And of course it did. And then we did the best with what we had. We were the best parents we could be with our relative inexperience.

So perhaps now through older and more experienced eyes we need to give ourselves a break on the regrets and focus on making today great. So when my nearly three-year-old grandson tells me that I’m the best grandpa in the world, well, I believe him.

If we are to understand the meaning of life, who will show us the way?

September 2, 2014
The Zen of doing what you want ...

I will show you the way …

Is life’s meaning a reflection of the fundamental nature of human existence? If not, then why are we here?

Again, more questions than answers.

Fundamentally, the answer of the meaning of life must be found within each of us. Perhaps it’s different for everyone, despite our cries for the ‘cereal box’ version that nicely packages life and its meaning so we can tick it off our bucket list and move on.

Why is looking inwards so difficult? Why do we need tele-evangelists or visionaries to provide the answers?

Perhaps I can set myself up as a self-styled Guru to show you the way to enlightenment, meaning and prosperity. I can also throw in, for this month only, contentment and freedom, all for the one low, low price of$79.95, sign up now.

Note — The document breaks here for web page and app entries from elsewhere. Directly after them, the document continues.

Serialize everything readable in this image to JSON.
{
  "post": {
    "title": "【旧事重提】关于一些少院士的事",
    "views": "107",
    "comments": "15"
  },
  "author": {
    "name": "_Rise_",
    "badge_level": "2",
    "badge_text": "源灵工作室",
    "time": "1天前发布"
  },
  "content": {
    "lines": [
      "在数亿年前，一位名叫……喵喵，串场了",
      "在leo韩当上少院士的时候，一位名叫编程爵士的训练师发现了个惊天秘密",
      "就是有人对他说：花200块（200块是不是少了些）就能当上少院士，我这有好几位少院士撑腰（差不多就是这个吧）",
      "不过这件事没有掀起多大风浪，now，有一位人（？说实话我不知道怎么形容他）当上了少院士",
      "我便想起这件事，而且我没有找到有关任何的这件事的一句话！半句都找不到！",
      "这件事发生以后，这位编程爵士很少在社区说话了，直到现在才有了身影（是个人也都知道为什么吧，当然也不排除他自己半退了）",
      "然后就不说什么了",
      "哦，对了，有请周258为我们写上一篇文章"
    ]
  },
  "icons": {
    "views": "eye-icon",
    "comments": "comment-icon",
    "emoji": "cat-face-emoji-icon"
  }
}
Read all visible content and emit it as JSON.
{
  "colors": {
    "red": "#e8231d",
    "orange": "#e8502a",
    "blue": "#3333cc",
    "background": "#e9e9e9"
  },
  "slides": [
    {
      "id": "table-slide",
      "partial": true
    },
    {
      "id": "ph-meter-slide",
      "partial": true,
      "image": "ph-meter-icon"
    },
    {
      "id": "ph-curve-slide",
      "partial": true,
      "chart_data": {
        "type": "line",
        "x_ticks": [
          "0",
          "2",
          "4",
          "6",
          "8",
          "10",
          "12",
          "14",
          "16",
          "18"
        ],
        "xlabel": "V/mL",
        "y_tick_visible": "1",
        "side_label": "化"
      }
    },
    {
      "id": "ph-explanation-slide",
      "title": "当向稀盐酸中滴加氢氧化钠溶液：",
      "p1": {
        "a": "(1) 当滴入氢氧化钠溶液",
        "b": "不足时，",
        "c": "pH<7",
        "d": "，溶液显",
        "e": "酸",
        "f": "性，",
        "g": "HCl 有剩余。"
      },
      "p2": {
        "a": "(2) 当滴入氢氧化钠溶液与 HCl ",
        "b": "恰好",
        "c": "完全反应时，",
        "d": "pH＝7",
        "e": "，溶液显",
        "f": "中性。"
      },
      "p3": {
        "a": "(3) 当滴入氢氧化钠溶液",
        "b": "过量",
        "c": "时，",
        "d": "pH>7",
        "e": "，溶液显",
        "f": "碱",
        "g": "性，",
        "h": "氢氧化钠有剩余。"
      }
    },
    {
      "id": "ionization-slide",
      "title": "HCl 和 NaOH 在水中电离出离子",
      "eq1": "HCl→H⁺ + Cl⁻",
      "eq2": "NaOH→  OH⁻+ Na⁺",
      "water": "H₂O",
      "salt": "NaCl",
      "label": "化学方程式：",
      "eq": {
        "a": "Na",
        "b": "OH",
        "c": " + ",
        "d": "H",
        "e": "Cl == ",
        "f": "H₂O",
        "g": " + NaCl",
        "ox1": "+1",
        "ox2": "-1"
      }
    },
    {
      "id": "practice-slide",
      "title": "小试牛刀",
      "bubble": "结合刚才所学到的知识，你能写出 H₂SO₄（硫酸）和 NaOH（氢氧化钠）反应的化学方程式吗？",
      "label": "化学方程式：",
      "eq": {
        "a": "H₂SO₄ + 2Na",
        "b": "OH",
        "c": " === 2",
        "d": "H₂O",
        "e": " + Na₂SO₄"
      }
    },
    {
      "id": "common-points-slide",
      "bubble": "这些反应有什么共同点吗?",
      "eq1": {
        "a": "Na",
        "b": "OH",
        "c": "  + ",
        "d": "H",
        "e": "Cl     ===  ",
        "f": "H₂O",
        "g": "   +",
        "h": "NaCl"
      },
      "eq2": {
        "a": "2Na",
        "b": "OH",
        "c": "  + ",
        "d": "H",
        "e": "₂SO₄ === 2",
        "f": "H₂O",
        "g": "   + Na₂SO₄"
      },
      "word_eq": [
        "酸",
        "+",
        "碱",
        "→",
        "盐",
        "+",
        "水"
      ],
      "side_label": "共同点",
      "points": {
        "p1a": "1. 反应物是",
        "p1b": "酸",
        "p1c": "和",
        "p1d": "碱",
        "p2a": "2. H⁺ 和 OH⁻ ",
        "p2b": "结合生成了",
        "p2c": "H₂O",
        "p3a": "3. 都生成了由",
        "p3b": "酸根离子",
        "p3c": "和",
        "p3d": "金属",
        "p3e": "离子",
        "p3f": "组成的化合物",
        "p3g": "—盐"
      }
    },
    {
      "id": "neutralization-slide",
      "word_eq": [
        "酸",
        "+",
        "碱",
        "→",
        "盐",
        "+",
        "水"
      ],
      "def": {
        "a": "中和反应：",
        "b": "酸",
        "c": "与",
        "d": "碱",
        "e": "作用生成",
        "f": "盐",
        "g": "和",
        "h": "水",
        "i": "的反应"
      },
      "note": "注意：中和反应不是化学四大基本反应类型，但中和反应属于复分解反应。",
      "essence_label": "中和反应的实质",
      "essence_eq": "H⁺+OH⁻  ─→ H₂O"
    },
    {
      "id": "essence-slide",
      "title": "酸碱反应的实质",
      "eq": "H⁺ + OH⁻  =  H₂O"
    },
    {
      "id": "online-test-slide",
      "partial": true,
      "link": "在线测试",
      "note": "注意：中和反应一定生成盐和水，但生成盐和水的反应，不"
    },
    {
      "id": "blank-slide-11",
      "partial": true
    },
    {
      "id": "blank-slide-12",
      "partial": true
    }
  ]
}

Or, I could show you how to reject your materialist desires for just $99.95 a month. And there’s the CD set, workbook, guided meditation program, interactive web page and study plan to show you how to find simplicity, this week only, act now …

To be a Guru I will require a robe. What colour would you suggest? I like purple but that’s too Harry Potter, and the Dalai Lama ‘owns’ red. What’s the colour of sincerity? Perhaps green. Orange certainly won’t do, and white is too difficult to keep clean. Chartreuse is nice but clashes with my aura, so perhaps mint. Perhaps it’s all just a pigment of my imagination. What about hair? Long and grey is too Charles Manson. Bald is good; that’s campaignable.

Sounds silly, right? Of course, but so many of us are desperate to find someone to show us the way and provide external validation for a journey of discovery that must, by its very nature, be highly personal. Consider this the next time someone offers you peace and fulfilment for less than the cost of a good lunch.

A man walks into a bar …

August 18, 2014
The Zen of doing what you want ...

The Zen of doing what you want …

A man walks into a bar …

and strikes up a conversation with a Zen monk drinking tea.

The monk asks him what he wants more than anything else in the world.

The man says, ‘I’d like to have a million dollars’.

‘What would you do tomorrow if you had a million dollars’, the monk asks.

The man thinks about it for a moment, and says, ‘I’d go surfing.’

The monk replies: ‘You don’t need a million dollars to go surfing. Just go.’

What do you really want to do? Are you satisfied with the number of hours you work? Are you doing what you really want? How much money do you need? Why aren’t you doing it now?

If you could change your job to 4 days a week and drop 20% of your wage would you do it?

Strangely, it’s often lower income earners who jump at a chance like this, and higher income earners are more uncertain. Perhaps that says a lot about how we create our lives, what’s important to us and our perception of what, or how much, we need to live.

What would you do tomorrow if you had several million dollars today? Do you really need millions of dollars to do it?

Or would you give up a portion of your income for more time to do what you want?

Even if you wouldn’t or couldn’t, can you make some changes to your life to make more room for what you really want to do?